■ **ASSIGNMENT**
When you retype the data, keep every word exactly and include none of the pictures.
.....
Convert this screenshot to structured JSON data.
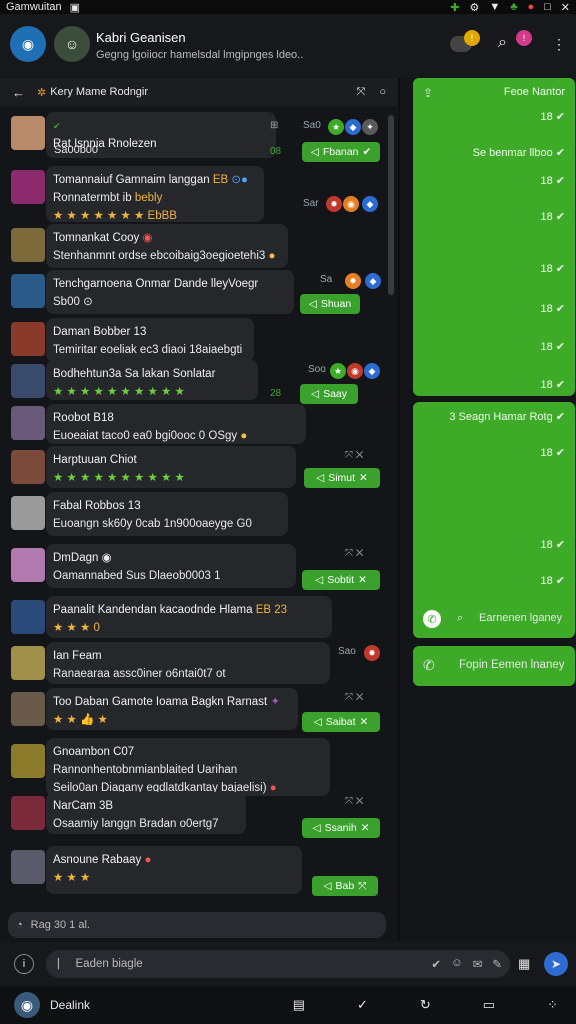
{
  "status": {
    "app": "Gamwuitan",
    "icons": [
      "☠",
      "⚙",
      "▼",
      "♣",
      "●",
      "□"
    ]
  },
  "header": {
    "title": "Kabri Geanisen",
    "subtitle": "Gegng lgoiiocr hamelsdal lmgipnges ldeo..",
    "badge1": "!",
    "badge2": "!"
  },
  "subbar": {
    "title": "Kery Mame Rodngir"
  },
  "messages": [
    {
      "name": "Rat Isnnia Rnolezen",
      "line2": "Sa00b00",
      "time": "Sa0",
      "pill": "Fbanan",
      "pill_time": "08"
    },
    {
      "name": "Tomannaiuf Gamnaim langgan",
      "line2": "Ronnatermbt ib",
      "line2b": "bebly",
      "emoji": "★ ★ ★ ★ ★ ★ ★ EbBB",
      "time": "Sar"
    },
    {
      "name": "Tomnankat  Cooy",
      "line2": "Stenhanmnt ordse ebcoibaig3oegioetehi3"
    },
    {
      "name": "Tenchgarnoena Onmar Dande lleyVoegr",
      "line2": "Sb00",
      "time": "Sa",
      "pill": "Shuan"
    },
    {
      "name": "Daman  Bobber  13",
      "line2": "Temiritar eoeliak ec3 diaoi 18aiaebgti"
    },
    {
      "name": "Bodhehtun3a Sa lakan Sonlatar",
      "line2": "★ ★ ★ ★ ★ ★ ★ ★ ★ ★",
      "time": "Soo",
      "pill": "Saay",
      "pill_time": "28"
    },
    {
      "name": "Roobot  B18",
      "line2": "Euoeaiat taco0 ea0 bgi0ooc 0 OSgy"
    },
    {
      "name": "Harptuuan  Chiot",
      "line2": "★ ★ ★ ★ ★ ★ ★ ★ ★ ★",
      "pill": "Simut"
    },
    {
      "name": "Fabal  Robbos  13",
      "line2": "Euoangn sk60y 0cab 1n900oaeyge G0"
    },
    {
      "name": "DmDagn",
      "line2": "Oamannabed Sus Dlaeob0003 1",
      "pill": "Sobtit"
    },
    {
      "name": "Paanalit Kandendan kacaodnde Hlama",
      "line2": "★ ★ ★ 0",
      "tag": "EB 23"
    },
    {
      "name": "Ian Feam",
      "line2": "Ranaearaa assc0iner o6ntai0t7 ot",
      "time": "Sao"
    },
    {
      "name": "Too Daban Gamote Ioama Bagkn Rarnast",
      "line2": "★ ★ 👍 ★",
      "pill": "Saibat"
    },
    {
      "name": "Gnoambon  C07",
      "line2": "Rannonhentobnmianblaited Uarihan",
      "line3": "Seilo0an Diagany egdlatdkantay bajaelisi)"
    },
    {
      "name": "NarCam  3B",
      "line2": "Osaamiy langgn Bradan o0ertg7",
      "pill": "Ssanih"
    },
    {
      "name": "Asnoune Rabaay",
      "line2": "★ ★ ★",
      "pill": "Bab"
    }
  ],
  "panel": {
    "title": "Feoe Nantor",
    "rows": [
      "18",
      "Se benmar llboo",
      "18",
      "18",
      "18",
      "18",
      "18",
      "18"
    ],
    "section2": "3 Seagn Hamar Rotg",
    "rows2": [
      "18",
      "18",
      "18"
    ],
    "btn1": "Earnenen lganey",
    "btn2": "Fopin Eemen lnaney"
  },
  "composer": {
    "placeholder": "Rag 30  1 al."
  },
  "input": {
    "placeholder": "Eaden biagle"
  },
  "bottom": {
    "label": "Dealink"
  },
  "colors": {
    "accent": "#3daa28",
    "bg": "#141518",
    "bubble": "#26272b"
  }
}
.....
■ **SOLUTION FOR THIS PROBLEM**
Convert this screenshot to structured JSON data.
{
  "status": {
    "app": "Gamwuitan",
    "icons": [
      "☠",
      "⚙",
      "▼",
      "♣",
      "●",
      "□"
    ]
  },
  "header": {
    "title": "Kabri Geanisen",
    "subtitle": "Gegng lgoiiocr hamelsdal lmgipnges ldeo..",
    "badge1": "!",
    "badge2": "!"
  },
  "subbar": {
    "title": "Kery Mame Rodngir"
  },
  "messages": [
    {
      "name": "Rat Isnnia Rnolezen",
      "line2": "Sa00b00",
      "time": "Sa0",
      "pill": "Fbanan",
      "pill_time": "08"
    },
    {
      "name": "Tomannaiuf Gamnaim langgan",
      "line2": "Ronnatermbt ib",
      "line2b": "bebly",
      "emoji": "★ ★ ★ ★ ★ ★ ★ EbBB",
      "time": "Sar"
    },
    {
      "name": "Tomnankat  Cooy",
      "line2": "Stenhanmnt ordse ebcoibaig3oegioetehi3"
    },
    {
      "name": "Tenchgarnoena Onmar Dande lleyVoegr",
      "line2": "Sb00",
      "time": "Sa",
      "pill": "Shuan"
    },
    {
      "name": "Daman  Bobber  13",
      "line2": "Temiritar eoeliak ec3 diaoi 18aiaebgti"
    },
    {
      "name": "Bodhehtun3a Sa lakan Sonlatar",
      "line2": "★ ★ ★ ★ ★ ★ ★ ★ ★ ★",
      "time": "Soo",
      "pill": "Saay",
      "pill_time": "28"
    },
    {
      "name": "Roobot  B18",
      "line2": "Euoeaiat taco0 ea0 bgi0ooc 0 OSgy"
    },
    {
      "name": "Harptuuan  Chiot",
      "line2": "★ ★ ★ ★ ★ ★ ★ ★ ★ ★",
      "pill": "Simut"
    },
    {
      "name": "Fabal  Robbos  13",
      "line2": "Euoangn sk60y 0cab 1n900oaeyge G0"
    },
    {
      "name": "DmDagn",
      "line2": "Oamannabed Sus Dlaeob0003 1",
      "pill": "Sobtit"
    },
    {
      "name": "Paanalit Kandendan kacaodnde Hlama",
      "line2": "★ ★ ★ 0",
      "tag": "EB 23"
    },
    {
      "name": "Ian Feam",
      "line2": "Ranaearaa assc0iner o6ntai0t7 ot",
      "time": "Sao"
    },
    {
      "name": "Too Daban Gamote Ioama Bagkn Rarnast",
      "line2": "★ ★ 👍 ★",
      "pill": "Saibat"
    },
    {
      "name": "Gnoambon  C07",
      "line2": "Rannonhentobnmianblaited Uarihan",
      "line3": "Seilo0an Diagany egdlatdkantay bajaelisi)"
    },
    {
      "name": "NarCam  3B",
      "line2": "Osaamiy langgn Bradan o0ertg7",
      "pill": "Ssanih"
    },
    {
      "name": "Asnoune Rabaay",
      "line2": "★ ★ ★",
      "pill": "Bab"
    }
  ],
  "panel": {
    "title": "Feoe Nantor",
    "rows": [
      "18",
      "Se benmar llboo",
      "18",
      "18",
      "18",
      "18",
      "18",
      "18"
    ],
    "section2": "3 Seagn Hamar Rotg",
    "rows2": [
      "18",
      "18",
      "18"
    ],
    "btn1": "Earnenen lganey",
    "btn2": "Fopin Eemen lnaney"
  },
  "composer": {
    "placeholder": "Rag 30  1 al."
  },
  "input": {
    "placeholder": "Eaden biagle"
  },
  "bottom": {
    "label": "Dealink"
  },
  "colors": {
    "accent": "#3daa28",
    "bg": "#141518",
    "bubble": "#26272b"
  }
}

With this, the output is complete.